[Data extracted from a collection]
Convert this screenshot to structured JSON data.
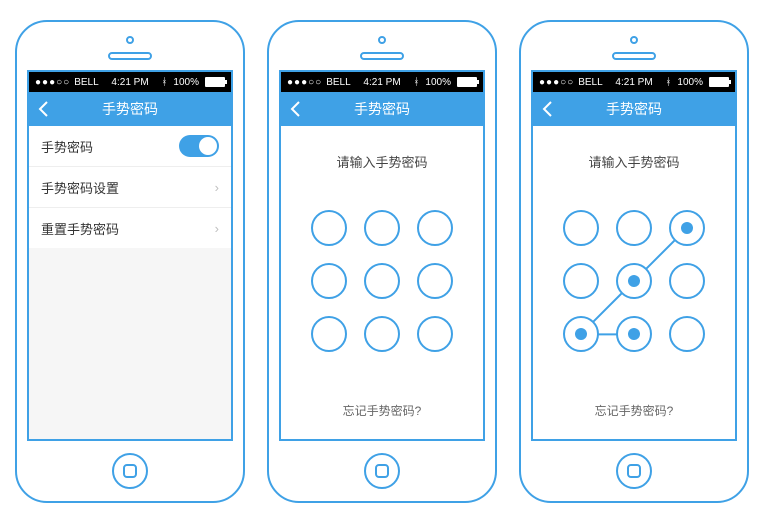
{
  "status": {
    "carrier": "BELL",
    "time": "4:21 PM",
    "battery": "100%"
  },
  "nav": {
    "title": "手势密码"
  },
  "settings": {
    "rows": [
      {
        "label": "手势密码"
      },
      {
        "label": "手势密码设置"
      },
      {
        "label": "重置手势密码"
      }
    ]
  },
  "pattern": {
    "prompt": "请输入手势密码",
    "forgot": "忘记手势密码?",
    "nodes": [
      1,
      2,
      3,
      4,
      5,
      6,
      7,
      8,
      9
    ],
    "selected": [
      3,
      5,
      7,
      8
    ],
    "path": [
      [
        2,
        0
      ],
      [
        1,
        1
      ],
      [
        0,
        2
      ],
      [
        1,
        2
      ]
    ]
  },
  "colors": {
    "accent": "#3fa1e6"
  }
}
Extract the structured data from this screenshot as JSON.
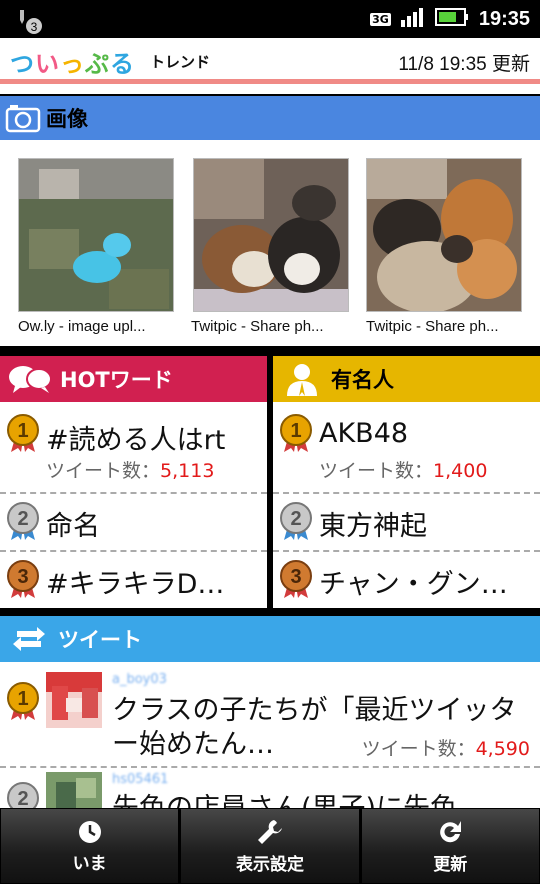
{
  "status_bar": {
    "notification_count": "3",
    "network": "3G",
    "time": "19:35"
  },
  "header": {
    "logo": [
      "つ",
      "い",
      "っ",
      "ぷ",
      "る"
    ],
    "subtitle": "トレンド",
    "updated": "11/8 19:35 更新"
  },
  "images": {
    "title": "画像",
    "items": [
      {
        "caption": "Ow.ly - image upl..."
      },
      {
        "caption": "Twitpic - Share ph..."
      },
      {
        "caption": "Twitpic - Share ph..."
      }
    ]
  },
  "hot_words": {
    "title": "HOTワード",
    "count_label": "ツイート数：",
    "items": [
      {
        "rank": "1",
        "word": "#読める人はrt",
        "count": "5,113"
      },
      {
        "rank": "2",
        "word": "命名"
      },
      {
        "rank": "3",
        "word": "#キラキラD…"
      }
    ]
  },
  "famous": {
    "title": "有名人",
    "count_label": "ツイート数：",
    "items": [
      {
        "rank": "1",
        "word": "AKB48",
        "count": "1,400"
      },
      {
        "rank": "2",
        "word": "東方神起"
      },
      {
        "rank": "3",
        "word": "チャン・グン…"
      }
    ]
  },
  "tweets": {
    "title": "ツイート",
    "count_label": "ツイート数：",
    "items": [
      {
        "rank": "1",
        "user": "a_boy03",
        "text": "クラスの子たちが「最近ツイッター始めたん…",
        "count": "4,590"
      },
      {
        "rank": "2",
        "user": "hs05461",
        "text": "先色の店員さん(男子)に先色…"
      }
    ]
  },
  "bottom_bar": [
    {
      "label": "いま",
      "icon": "clock-icon"
    },
    {
      "label": "表示設定",
      "icon": "wrench-icon"
    },
    {
      "label": "更新",
      "icon": "refresh-icon"
    }
  ],
  "colors": {
    "images_header": "#4a86e0",
    "hot_header": "#d12050",
    "famous_header": "#e6b600",
    "tweet_header": "#3aa6e8",
    "count_number": "#e21a1a",
    "header_rule": "#f08a86"
  }
}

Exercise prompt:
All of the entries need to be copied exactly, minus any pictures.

Answer:
Convert this screenshot to structured JSON data.
{
  "status": {
    "carrier": "BELL",
    "time": "4:21 PM",
    "battery": "100%"
  },
  "nav": {
    "title": "手势密码"
  },
  "settings": {
    "rows": [
      {
        "label": "手势密码"
      },
      {
        "label": "手势密码设置"
      },
      {
        "label": "重置手势密码"
      }
    ]
  },
  "pattern": {
    "prompt": "请输入手势密码",
    "forgot": "忘记手势密码?",
    "nodes": [
      1,
      2,
      3,
      4,
      5,
      6,
      7,
      8,
      9
    ],
    "selected": [
      3,
      5,
      7,
      8
    ],
    "path": [
      [
        2,
        0
      ],
      [
        1,
        1
      ],
      [
        0,
        2
      ],
      [
        1,
        2
      ]
    ]
  },
  "colors": {
    "accent": "#3fa1e6"
  }
}
Extract the structured data from this screenshot as JSON.
{
  "status_bar": {
    "notification_count": "3",
    "network": "3G",
    "time": "19:35"
  },
  "header": {
    "logo": [
      "つ",
      "い",
      "っ",
      "ぷ",
      "る"
    ],
    "subtitle": "トレンド",
    "updated": "11/8 19:35 更新"
  },
  "images": {
    "title": "画像",
    "items": [
      {
        "caption": "Ow.ly - image upl..."
      },
      {
        "caption": "Twitpic - Share ph..."
      },
      {
        "caption": "Twitpic - Share ph..."
      }
    ]
  },
  "hot_words": {
    "title": "HOTワード",
    "count_label": "ツイート数：",
    "items": [
      {
        "rank": "1",
        "word": "#読める人はrt",
        "count": "5,113"
      },
      {
        "rank": "2",
        "word": "命名"
      },
      {
        "rank": "3",
        "word": "#キラキラD…"
      }
    ]
  },
  "famous": {
    "title": "有名人",
    "count_label": "ツイート数：",
    "items": [
      {
        "rank": "1",
        "word": "AKB48",
        "count": "1,400"
      },
      {
        "rank": "2",
        "word": "東方神起"
      },
      {
        "rank": "3",
        "word": "チャン・グン…"
      }
    ]
  },
  "tweets": {
    "title": "ツイート",
    "count_label": "ツイート数：",
    "items": [
      {
        "rank": "1",
        "user": "a_boy03",
        "text": "クラスの子たちが「最近ツイッター始めたん…",
        "count": "4,590"
      },
      {
        "rank": "2",
        "user": "hs05461",
        "text": "先色の店員さん(男子)に先色…"
      }
    ]
  },
  "bottom_bar": [
    {
      "label": "いま",
      "icon": "clock-icon"
    },
    {
      "label": "表示設定",
      "icon": "wrench-icon"
    },
    {
      "label": "更新",
      "icon": "refresh-icon"
    }
  ],
  "colors": {
    "images_header": "#4a86e0",
    "hot_header": "#d12050",
    "famous_header": "#e6b600",
    "tweet_header": "#3aa6e8",
    "count_number": "#e21a1a",
    "header_rule": "#f08a86"
  }
}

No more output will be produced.